Photos by: Nicole Browner
As I walked up Market Street to Cafe du Nord, I could hear these brooding tunes emanating from underground and couldn’t help but think how perfectly the music of Tape Deck Mountain fit with the almost vampiric ambiance of du Nord’s crimson-soaked lighting and walls. While it was the brooding tunes I heard on my way in, TDM switched things up a bit in their set, playing a few tracks off their Scantrons 7″. Things really got kicked up a notch for these songs and showed the brilliance of their drummer. While the bassist and guitarist both left a mark on the crowd, it was the drummer that really brought everything together. Kind of like a Lebowski rug.
Greg Ashley’s performance was a bit of a curve ball. I hadn’t heard him before, but with a background in classical and flamenco guitar, I was more than pleasantly surprised. Alone on stage with just his guitar, he split his time between a Les Paul with just enough distortion to give it some “umph” without losing the notes themselves, and a humbly beautiful nylon string instrument. Ashley frequently brought in touches of spaghetti western soundtracks, making me believe he should have been the first choice to score both of the Kill Bill films. He is a man of few words and only opened his mouth for the first time on his last song — the sole piece with lyrics.

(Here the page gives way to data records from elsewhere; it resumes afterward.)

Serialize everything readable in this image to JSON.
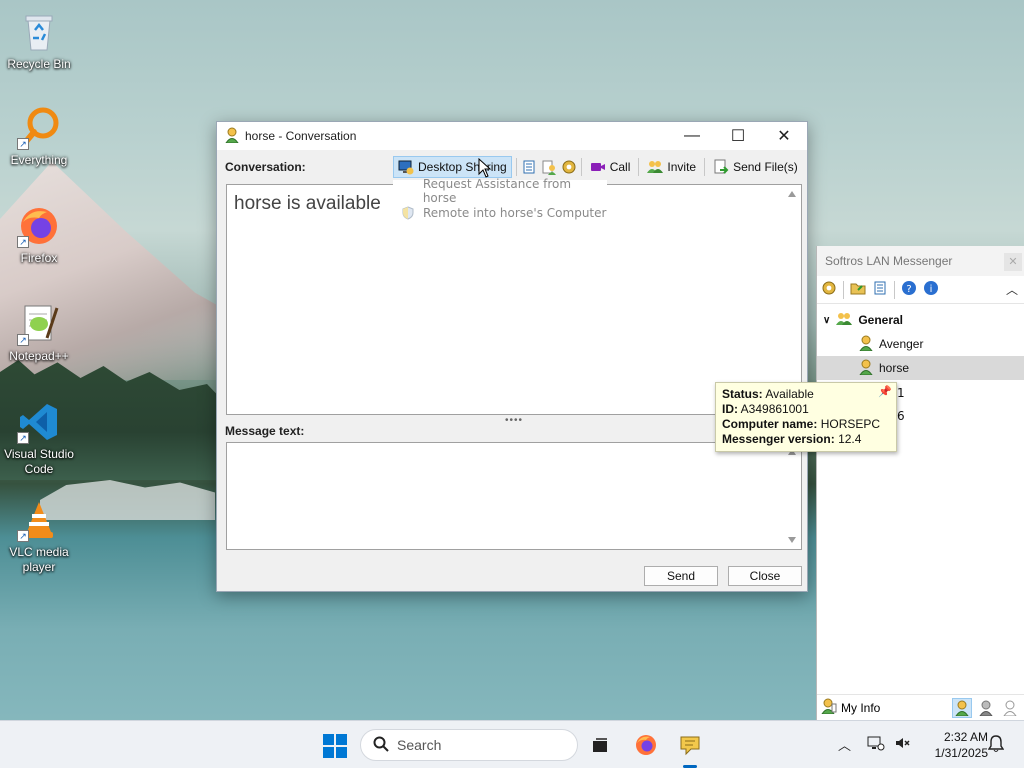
{
  "desktop": {
    "icons": [
      {
        "label": "Recycle Bin"
      },
      {
        "label": "Everything"
      },
      {
        "label": "Firefox"
      },
      {
        "label": "Notepad++"
      },
      {
        "label": "Visual Studio Code"
      },
      {
        "label": "VLC media player"
      }
    ]
  },
  "conversation": {
    "title": "horse - Conversation",
    "conversation_label": "Conversation:",
    "toolbar": {
      "desktop_sharing": "Desktop Sharing",
      "call": "Call",
      "invite": "Invite",
      "send_files": "Send File(s)"
    },
    "status_message": "horse is available",
    "message_label": "Message text:",
    "send_button": "Send",
    "close_button": "Close",
    "menu": [
      {
        "label": "Request Assistance from horse"
      },
      {
        "label": "Remote into horse's Computer"
      }
    ]
  },
  "lan": {
    "title": "Softros LAN Messenger",
    "group": "General",
    "members": [
      {
        "name": "Avenger"
      },
      {
        "name": "horse"
      }
    ],
    "partial_row_1": "1",
    "partial_row_2": "6",
    "my_info": "My Info"
  },
  "tooltip": {
    "status_label": "Status:",
    "status_value": "Available",
    "id_label": "ID:",
    "id_value": "A349861001",
    "computer_label": "Computer name:",
    "computer_value": "HORSEPC",
    "version_label": "Messenger version:",
    "version_value": "12.4"
  },
  "taskbar": {
    "search_placeholder": "Search",
    "time": "2:32 AM",
    "date": "1/31/2025"
  },
  "colors": {
    "accent": "#0067c0",
    "selection": "#cce4f7",
    "tooltip_bg": "#ffffe1"
  }
}
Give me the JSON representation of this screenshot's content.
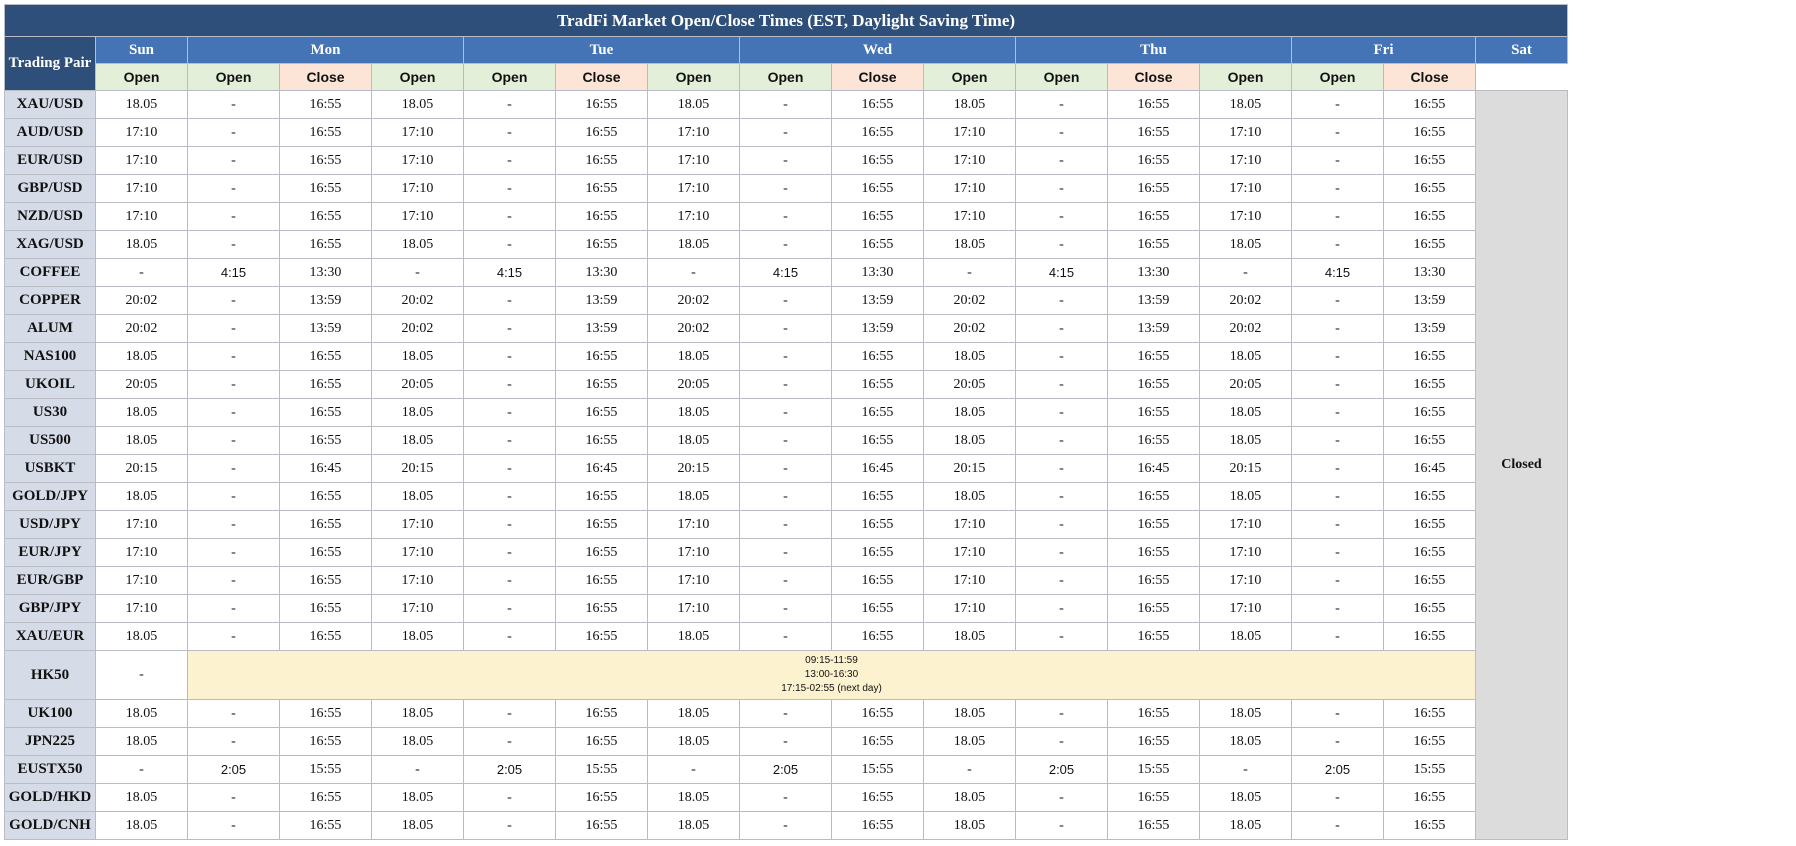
{
  "title": "TradFi Market Open/Close Times (EST, Daylight Saving Time)",
  "header": {
    "trading_pair": "Trading Pair",
    "days": [
      "Sun",
      "Mon",
      "Tue",
      "Wed",
      "Thu",
      "Fri",
      "Sat"
    ],
    "open_label": "Open",
    "close_label": "Close"
  },
  "sat_status": "Closed",
  "hk50_note": [
    "09:15-11:59",
    "13:00-16:30",
    "17:15-02:55 (next day)"
  ],
  "rows": [
    {
      "pair": "XAU/USD",
      "v": [
        "18.05",
        "-",
        "16:55",
        "18.05",
        "-",
        "16:55",
        "18.05",
        "-",
        "16:55",
        "18.05",
        "-",
        "16:55",
        "18.05",
        "-",
        "16:55"
      ]
    },
    {
      "pair": "AUD/USD",
      "v": [
        "17:10",
        "-",
        "16:55",
        "17:10",
        "-",
        "16:55",
        "17:10",
        "-",
        "16:55",
        "17:10",
        "-",
        "16:55",
        "17:10",
        "-",
        "16:55"
      ]
    },
    {
      "pair": "EUR/USD",
      "v": [
        "17:10",
        "-",
        "16:55",
        "17:10",
        "-",
        "16:55",
        "17:10",
        "-",
        "16:55",
        "17:10",
        "-",
        "16:55",
        "17:10",
        "-",
        "16:55"
      ]
    },
    {
      "pair": "GBP/USD",
      "v": [
        "17:10",
        "-",
        "16:55",
        "17:10",
        "-",
        "16:55",
        "17:10",
        "-",
        "16:55",
        "17:10",
        "-",
        "16:55",
        "17:10",
        "-",
        "16:55"
      ]
    },
    {
      "pair": "NZD/USD",
      "v": [
        "17:10",
        "-",
        "16:55",
        "17:10",
        "-",
        "16:55",
        "17:10",
        "-",
        "16:55",
        "17:10",
        "-",
        "16:55",
        "17:10",
        "-",
        "16:55"
      ]
    },
    {
      "pair": "XAG/USD",
      "v": [
        "18.05",
        "-",
        "16:55",
        "18.05",
        "-",
        "16:55",
        "18.05",
        "-",
        "16:55",
        "18.05",
        "-",
        "16:55",
        "18.05",
        "-",
        "16:55"
      ]
    },
    {
      "pair": "COFFEE",
      "v": [
        "-",
        "4:15",
        "13:30",
        "-",
        "4:15",
        "13:30",
        "-",
        "4:15",
        "13:30",
        "-",
        "4:15",
        "13:30",
        "-",
        "4:15",
        "13:30"
      ]
    },
    {
      "pair": "COPPER",
      "v": [
        "20:02",
        "-",
        "13:59",
        "20:02",
        "-",
        "13:59",
        "20:02",
        "-",
        "13:59",
        "20:02",
        "-",
        "13:59",
        "20:02",
        "-",
        "13:59"
      ]
    },
    {
      "pair": "ALUM",
      "v": [
        "20:02",
        "-",
        "13:59",
        "20:02",
        "-",
        "13:59",
        "20:02",
        "-",
        "13:59",
        "20:02",
        "-",
        "13:59",
        "20:02",
        "-",
        "13:59"
      ]
    },
    {
      "pair": "NAS100",
      "v": [
        "18.05",
        "-",
        "16:55",
        "18.05",
        "-",
        "16:55",
        "18.05",
        "-",
        "16:55",
        "18.05",
        "-",
        "16:55",
        "18.05",
        "-",
        "16:55"
      ]
    },
    {
      "pair": "UKOIL",
      "v": [
        "20:05",
        "-",
        "16:55",
        "20:05",
        "-",
        "16:55",
        "20:05",
        "-",
        "16:55",
        "20:05",
        "-",
        "16:55",
        "20:05",
        "-",
        "16:55"
      ]
    },
    {
      "pair": "US30",
      "v": [
        "18.05",
        "-",
        "16:55",
        "18.05",
        "-",
        "16:55",
        "18.05",
        "-",
        "16:55",
        "18.05",
        "-",
        "16:55",
        "18.05",
        "-",
        "16:55"
      ]
    },
    {
      "pair": "US500",
      "v": [
        "18.05",
        "-",
        "16:55",
        "18.05",
        "-",
        "16:55",
        "18.05",
        "-",
        "16:55",
        "18.05",
        "-",
        "16:55",
        "18.05",
        "-",
        "16:55"
      ]
    },
    {
      "pair": "USBKT",
      "v": [
        "20:15",
        "-",
        "16:45",
        "20:15",
        "-",
        "16:45",
        "20:15",
        "-",
        "16:45",
        "20:15",
        "-",
        "16:45",
        "20:15",
        "-",
        "16:45"
      ]
    },
    {
      "pair": "GOLD/JPY",
      "v": [
        "18.05",
        "-",
        "16:55",
        "18.05",
        "-",
        "16:55",
        "18.05",
        "-",
        "16:55",
        "18.05",
        "-",
        "16:55",
        "18.05",
        "-",
        "16:55"
      ]
    },
    {
      "pair": "USD/JPY",
      "v": [
        "17:10",
        "-",
        "16:55",
        "17:10",
        "-",
        "16:55",
        "17:10",
        "-",
        "16:55",
        "17:10",
        "-",
        "16:55",
        "17:10",
        "-",
        "16:55"
      ]
    },
    {
      "pair": "EUR/JPY",
      "v": [
        "17:10",
        "-",
        "16:55",
        "17:10",
        "-",
        "16:55",
        "17:10",
        "-",
        "16:55",
        "17:10",
        "-",
        "16:55",
        "17:10",
        "-",
        "16:55"
      ]
    },
    {
      "pair": "EUR/GBP",
      "v": [
        "17:10",
        "-",
        "16:55",
        "17:10",
        "-",
        "16:55",
        "17:10",
        "-",
        "16:55",
        "17:10",
        "-",
        "16:55",
        "17:10",
        "-",
        "16:55"
      ]
    },
    {
      "pair": "GBP/JPY",
      "v": [
        "17:10",
        "-",
        "16:55",
        "17:10",
        "-",
        "16:55",
        "17:10",
        "-",
        "16:55",
        "17:10",
        "-",
        "16:55",
        "17:10",
        "-",
        "16:55"
      ]
    },
    {
      "pair": "XAU/EUR",
      "v": [
        "18.05",
        "-",
        "16:55",
        "18.05",
        "-",
        "16:55",
        "18.05",
        "-",
        "16:55",
        "18.05",
        "-",
        "16:55",
        "18.05",
        "-",
        "16:55"
      ]
    },
    {
      "pair": "HK50",
      "v": [
        "-"
      ],
      "note": true
    },
    {
      "pair": "UK100",
      "v": [
        "18.05",
        "-",
        "16:55",
        "18.05",
        "-",
        "16:55",
        "18.05",
        "-",
        "16:55",
        "18.05",
        "-",
        "16:55",
        "18.05",
        "-",
        "16:55"
      ]
    },
    {
      "pair": "JPN225",
      "v": [
        "18.05",
        "-",
        "16:55",
        "18.05",
        "-",
        "16:55",
        "18.05",
        "-",
        "16:55",
        "18.05",
        "-",
        "16:55",
        "18.05",
        "-",
        "16:55"
      ]
    },
    {
      "pair": "EUSTX50",
      "v": [
        "-",
        "2:05",
        "15:55",
        "-",
        "2:05",
        "15:55",
        "-",
        "2:05",
        "15:55",
        "-",
        "2:05",
        "15:55",
        "-",
        "2:05",
        "15:55"
      ]
    },
    {
      "pair": "GOLD/HKD",
      "v": [
        "18.05",
        "-",
        "16:55",
        "18.05",
        "-",
        "16:55",
        "18.05",
        "-",
        "16:55",
        "18.05",
        "-",
        "16:55",
        "18.05",
        "-",
        "16:55"
      ]
    },
    {
      "pair": "GOLD/CNH",
      "v": [
        "18.05",
        "-",
        "16:55",
        "18.05",
        "-",
        "16:55",
        "18.05",
        "-",
        "16:55",
        "18.05",
        "-",
        "16:55",
        "18.05",
        "-",
        "16:55"
      ]
    }
  ]
}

Scout Niblett added a piece to the puzzle as to Greg Ashley’s place on the bill. In the same manner as Ashley, she took the stage by herself and proceeded to lay down some bluesy rock with signs of newer techniques such as the tapped out melody. Her voice hit me like a brick; it was rich and soulful and reminded me much of Chrissie Hynde, at least at first. Bringing to mind artists such as PJ Harvey and Mazzy Star, she masterfully manipulated the timbre of her voice to fit each song without sounding at all contrived. A drummer joined her for the last several songs and really filled them out. Playing with mallets, he brought almost a tribal feeling at some points. At other points, he was just plain rocking out, a cracked crash cymbal indicating that this was not his first time around the set.
[audio:http://www.scjag.com/mp3/do/mirrorkisses.mp3] Citay – “Mirror Kisses”
Ezra Feinberg packed the stage with a merry band of musicians otherwise known as Citay. Their 60’s pop laced with some psychedelia and a healthy dose of foot stamping was a crowd-pleaser through and through. Citay was not shy in their use of harmonized dual lead guitars (just think Allman Bros), which can never be a bad thing. Those in attendance for the sold out show were privy to some tracks off their new album as well, including one which made me think of CSN&Y at first, until the flying V came ripping out of the woodwork and electrified us all. Now if you’ll excuse me, I’m going to get back to listening to Dream Get Together.